Records contained in a dataset:
Content starts
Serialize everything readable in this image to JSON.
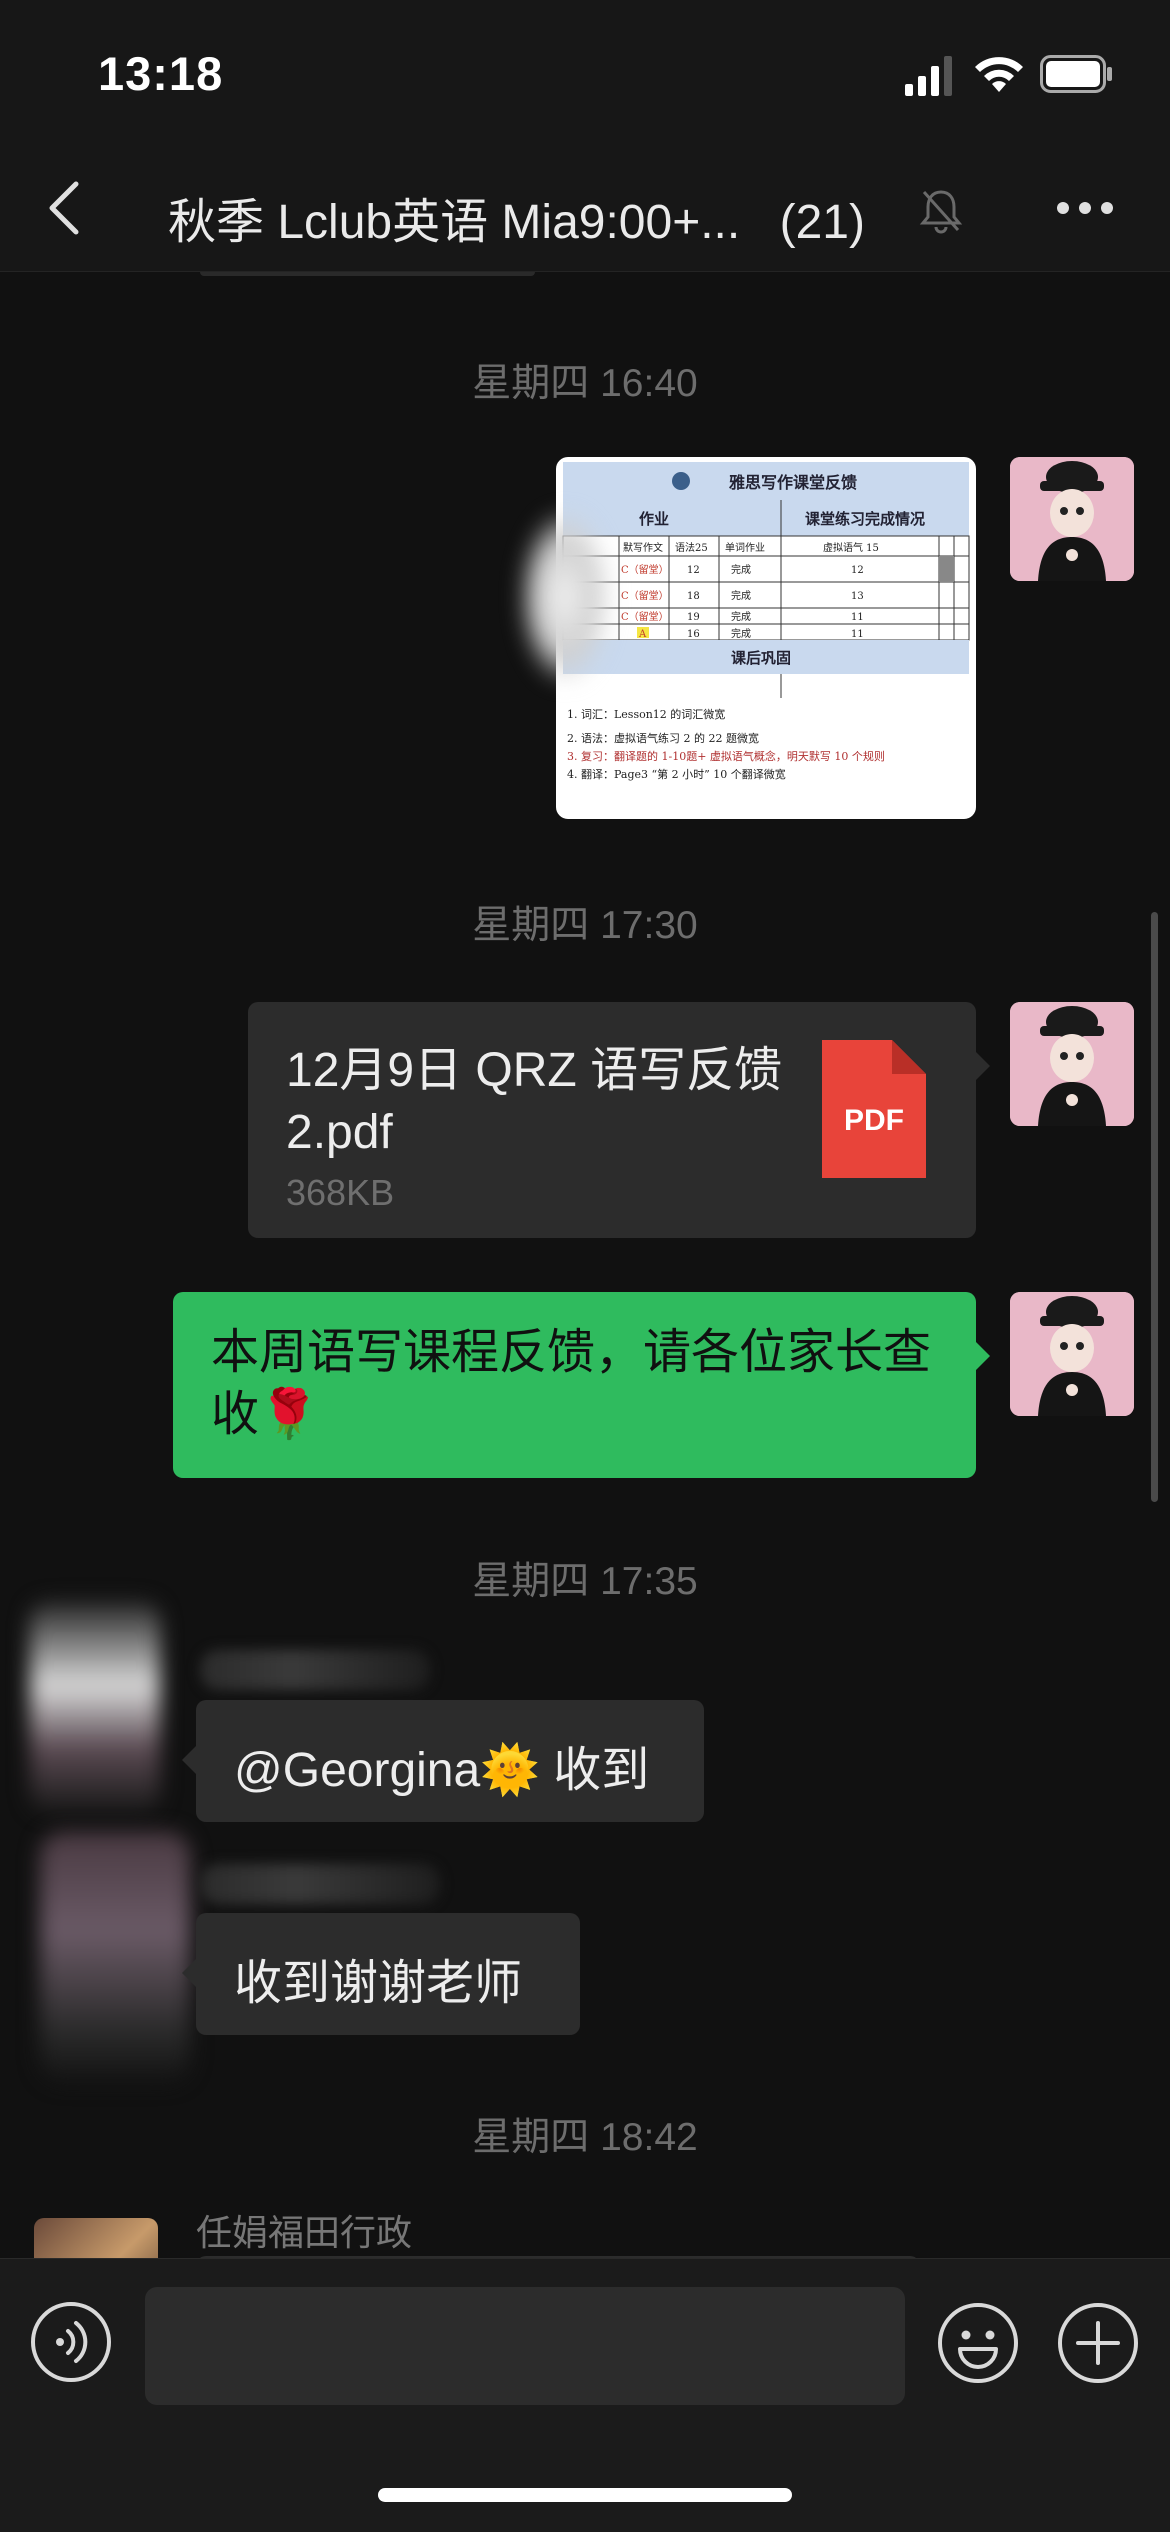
{
  "status_bar": {
    "time": "13:18"
  },
  "nav": {
    "title": "秋季 Lclub英语 Mia9:00+...",
    "member_count": "(21)"
  },
  "messages": {
    "ts1": "星期四 16:40",
    "image_card": {
      "header": "雅思写作课堂反馈",
      "section_homework": "作业",
      "section_class": "课堂练习完成情况",
      "col_headers": [
        "默写作文",
        "语法25",
        "单词作业",
        "虚拟语气 15"
      ],
      "rows": [
        [
          "C（留堂）",
          "12",
          "完成",
          "12"
        ],
        [
          "C（留堂）",
          "18",
          "完成",
          "13"
        ],
        [
          "C（留堂）",
          "19",
          "完成",
          "11"
        ],
        [
          "A",
          "16",
          "完成",
          "11"
        ]
      ],
      "section_after": "课后巩固",
      "items": [
        "1. 词汇：Lesson12 的词汇微宽",
        "2. 语法：虚拟语气练习 2 的 22 题微宽",
        "3. 复习：翻译题的 1-10题+ 虚拟语气概念，明天默写 10 个规则",
        "4. 翻译：Page3 “第 2 小时” 10 个翻译微宽"
      ]
    },
    "ts2": "星期四 17:30",
    "file": {
      "name": "12月9日 QRZ 语写反馈 2.pdf",
      "size": "368KB",
      "badge": "PDF"
    },
    "green_text": "本周语写课程反馈，请各位家长查收🌹",
    "ts3": "星期四 17:35",
    "reply1": "@Georgina🌞 收到",
    "reply2": "收到谢谢老师",
    "ts4": "星期四 18:42",
    "sender_last": "任娟福田行政"
  },
  "colors": {
    "accent_green": "#2fbb5e",
    "bubble_gray": "#2c2c2c",
    "pdf_red": "#e8443a"
  }
}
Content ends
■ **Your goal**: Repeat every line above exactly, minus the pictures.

■ **Solution below**:
Serialize everything readable in this image to JSON.
{
  "status_bar": {
    "time": "13:18"
  },
  "nav": {
    "title": "秋季 Lclub英语 Mia9:00+...",
    "member_count": "(21)"
  },
  "messages": {
    "ts1": "星期四 16:40",
    "image_card": {
      "header": "雅思写作课堂反馈",
      "section_homework": "作业",
      "section_class": "课堂练习完成情况",
      "col_headers": [
        "默写作文",
        "语法25",
        "单词作业",
        "虚拟语气 15"
      ],
      "rows": [
        [
          "C（留堂）",
          "12",
          "完成",
          "12"
        ],
        [
          "C（留堂）",
          "18",
          "完成",
          "13"
        ],
        [
          "C（留堂）",
          "19",
          "完成",
          "11"
        ],
        [
          "A",
          "16",
          "完成",
          "11"
        ]
      ],
      "section_after": "课后巩固",
      "items": [
        "1. 词汇：Lesson12 的词汇微宽",
        "2. 语法：虚拟语气练习 2 的 22 题微宽",
        "3. 复习：翻译题的 1-10题+ 虚拟语气概念，明天默写 10 个规则",
        "4. 翻译：Page3 “第 2 小时” 10 个翻译微宽"
      ]
    },
    "ts2": "星期四 17:30",
    "file": {
      "name": "12月9日 QRZ 语写反馈 2.pdf",
      "size": "368KB",
      "badge": "PDF"
    },
    "green_text": "本周语写课程反馈，请各位家长查收🌹",
    "ts3": "星期四 17:35",
    "reply1": "@Georgina🌞 收到",
    "reply2": "收到谢谢老师",
    "ts4": "星期四 18:42",
    "sender_last": "任娟福田行政"
  },
  "colors": {
    "accent_green": "#2fbb5e",
    "bubble_gray": "#2c2c2c",
    "pdf_red": "#e8443a"
  }
}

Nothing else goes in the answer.